Citing PatentFiling datePublication dateApplicantTitle
US8070464 *Jun 1, 2007Dec 6, 2011Caterpillar Inc.Retention system
US8322443 *Jul 29, 2010Dec 4, 2012Vetco Gray Inc.Wellhead tree pressure limiting device
US8403060 *Mar 5, 2012Mar 26, 2013Vetco Gray Inc.Wellhead tree pressure limiting device
US20120024536 *Jul 29, 2010Feb 2, 2012Vetco Gray Inc.Wellhead tree pressure limiting device
US20120160512 *Mar 5, 2012Jun 28, 2012Vetco Gray Inc.Wellhead tree pressure limiting device
Classifications
U.S. Classification417/571, 417/DIG.1
International ClassificationF04B15/08, F04B53/10, F04B53/14
Cooperative ClassificationY10S417/01, F04B53/14, F04B15/08, F05C2203/08
European ClassificationF04B15/08, F04B53/14
Legal Events
DateCodeEventDescription
Apr 16, 2014FPAYFee payment
Year of fee payment: 8
Mar 22, 2010FPAYFee payment
Year of fee payment: 4
Oct 2, 2003ASAssignment
Owner name: COORSTEK, INC., COLORADO

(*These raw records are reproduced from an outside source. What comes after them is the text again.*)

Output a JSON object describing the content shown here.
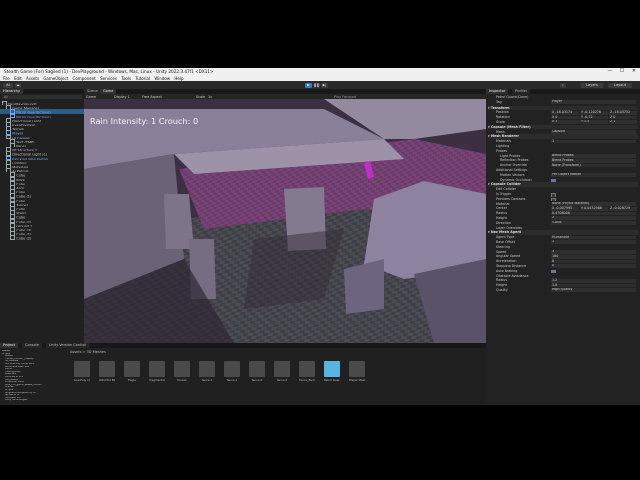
{
  "window": {
    "title": "Stealth Game (For) Sagiled (1) - DevPlayground - Windows, Mac, Linux - Unity 2022.3.47f1 <DX11>",
    "controls": [
      "—",
      "☐",
      "✕"
    ]
  },
  "menu": [
    "File",
    "Edit",
    "Assets",
    "GameObject",
    "Component",
    "Services",
    "Tools",
    "Tutorial",
    "Window",
    "Help"
  ],
  "toolbar": {
    "account": "AI",
    "layers_label": "Layers",
    "layout_label": "Layout"
  },
  "hierarchy": {
    "tab": "Hierarchy",
    "search_placeholder": "All",
    "items": [
      {
        "label": "DevPlayground*",
        "indent": 0,
        "type": "scene"
      },
      {
        "label": "Game Manager",
        "indent": 1
      },
      {
        "label": "Patrol Guard(Clone)",
        "indent": 2,
        "selected": true,
        "blue": true
      },
      {
        "label": "Patrol Guard(Clone)",
        "indent": 2,
        "blue": true
      },
      {
        "label": "Directional Light",
        "indent": 1
      },
      {
        "label": "EventSystem",
        "indent": 1
      },
      {
        "label": "Terrain",
        "indent": 1
      },
      {
        "label": "Player",
        "indent": 1,
        "blue": true
      },
      {
        "label": "UI Canvas",
        "indent": 1
      },
      {
        "label": "Text (TMP)",
        "indent": 2
      },
      {
        "label": "Panel",
        "indent": 2
      },
      {
        "label": "FP Structure 1",
        "indent": 1
      },
      {
        "label": "Directional Light (1)",
        "indent": 1
      },
      {
        "label": "Blocking Wall Prefab",
        "indent": 1,
        "blue": true
      },
      {
        "label": "Lighting",
        "indent": 1
      },
      {
        "label": "Materials",
        "indent": 1
      },
      {
        "label": "AI Patrols",
        "indent": 1
      },
      {
        "label": "Cube",
        "indent": 2
      },
      {
        "label": "Brick",
        "indent": 2
      },
      {
        "label": "Cube",
        "indent": 2
      },
      {
        "label": "Arch",
        "indent": 2
      },
      {
        "label": "Cube",
        "indent": 2
      },
      {
        "label": "Cube (1)",
        "indent": 2
      },
      {
        "label": "Cube",
        "indent": 2
      },
      {
        "label": "Tunnel",
        "indent": 2
      },
      {
        "label": "Cube",
        "indent": 2
      },
      {
        "label": "Stairs",
        "indent": 2
      },
      {
        "label": "Cube",
        "indent": 2
      },
      {
        "label": "Cube (2)",
        "indent": 2
      },
      {
        "label": "Ground 1",
        "indent": 2
      },
      {
        "label": "Cube (3)",
        "indent": 2
      },
      {
        "label": "Cube (1)",
        "indent": 2
      },
      {
        "label": "Cube (2)",
        "indent": 2
      }
    ]
  },
  "scene": {
    "tabs": [
      "Scene",
      "Game"
    ],
    "display": "Game",
    "display_num": "Display 1",
    "aspect": "Free Aspect",
    "scale_label": "Scale",
    "scale_value": "1x",
    "play_focused": "Play Focused",
    "overlay_text": "Rain Intensity: 1 Crouch: 0"
  },
  "project": {
    "tabs": [
      "Project",
      "Console",
      "Unity Version Control"
    ],
    "breadcrumb": "Assets > 3D Meshes",
    "folders": [
      "Assets",
      "Scripts",
      "Assets",
      "frames_conflict_lowpoly",
      "3D Meshes",
      "3LE Low Poly Cloud Pack",
      "Blockcade Labs SDK",
      "Demo",
      "FreeHightSky",
      "Materials",
      "Particles & VFX",
      "PBoysMats",
      "ProBuilder Data",
      "RPG_FPS_game_assets_industr",
      "Scenes",
      "Scripts",
      "SimpleCloudSystem by RF",
      "Sprites & UI",
      "TextMesh Pro",
      "Unity Technologies"
    ],
    "assets": [
      "Low Poly Char",
      "ORnVtrd Bk",
      "Eagle",
      "fragmental",
      "fence1",
      "fence 1",
      "fence 1",
      "fence 2",
      "fence 3",
      "Fence_BuildMat",
      "Patrol Guard",
      "Player Mesh"
    ]
  },
  "inspector": {
    "tabs": [
      "Inspector",
      "Profiler"
    ],
    "object_name": "Patrol Guard(Clone)",
    "static_label": "Static",
    "tag_label": "Tag",
    "tag": "Player",
    "layer_label": "Layer",
    "layer": "PhysicalVisibleMesh",
    "transform": {
      "header": "Transform",
      "position_label": "Position",
      "position": [
        "X -18.03174",
        "Y -0.120276",
        "Z -18.03752"
      ],
      "rotation_label": "Rotation",
      "rotation": [
        "X 0",
        "Y -0.72",
        "Z 0"
      ],
      "scale_label": "Scale",
      "scale": [
        "X 1",
        "Y 1.5",
        "Z 1"
      ]
    },
    "mesh_filter": {
      "header": "Capsule (Mesh Filter)",
      "mesh_label": "Mesh",
      "mesh": "Capsule"
    },
    "mesh_renderer": {
      "header": "Mesh Renderer",
      "materials_label": "Materials",
      "materials_count": "1",
      "lighting": "Lighting",
      "probes": "Probes",
      "light_probes_label": "Light Probes",
      "light_probes": "Blend Probes",
      "reflection_probes_label": "Reflection Probes",
      "reflection_probes": "Blend Probes",
      "anchor_override_label": "Anchor Override",
      "anchor_override": "None (Transform)",
      "additional": "Additional Settings",
      "motion_vectors_label": "Motion Vectors",
      "motion_vectors": "Per Object Motion",
      "dynamic_occlusion_label": "Dynamic Occlusion"
    },
    "capsule_collider": {
      "header": "Capsule Collider",
      "edit_label": "Edit Collider",
      "is_trigger": "Is Trigger",
      "provides_contacts": "Provides Contacts",
      "material_label": "Material",
      "material": "None (Physic Material)",
      "center_label": "Center",
      "center": [
        "X -0.007995",
        "Y 0.0432988",
        "Z -0.028729"
      ],
      "radius_label": "Radius",
      "radius": "0.4708006",
      "height_label": "Height",
      "height": "2",
      "direction_label": "Direction",
      "direction": "Y-Axis",
      "layer_overrides": "Layer Overrides"
    },
    "nav_mesh_agent": {
      "header": "Nav Mesh Agent",
      "agent_type_label": "Agent Type",
      "agent_type": "Humanoid",
      "base_offset_label": "Base Offset",
      "base_offset": "1",
      "steering": "Steering",
      "speed_label": "Speed",
      "speed": "3",
      "angular_speed_label": "Angular Speed",
      "angular_speed": "180",
      "acceleration_label": "Acceleration",
      "acceleration": "8",
      "stopping_distance_label": "Stopping Distance",
      "stopping_distance": "0",
      "auto_braking_label": "Auto Braking",
      "obstacle": "Obstacle Avoidance",
      "oa_radius_label": "Radius",
      "oa_radius": "1.2",
      "oa_height_label": "Height",
      "oa_height": "1.8",
      "quality_label": "Quality",
      "quality": "High Quality"
    }
  }
}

Free format text: ASSIGNMENT OF ASSIGNORS INTEREST;ASSIGNOR:CHENOWETH, J. MARK;REEL/FRAME:014021/0959
Effective date: 20030710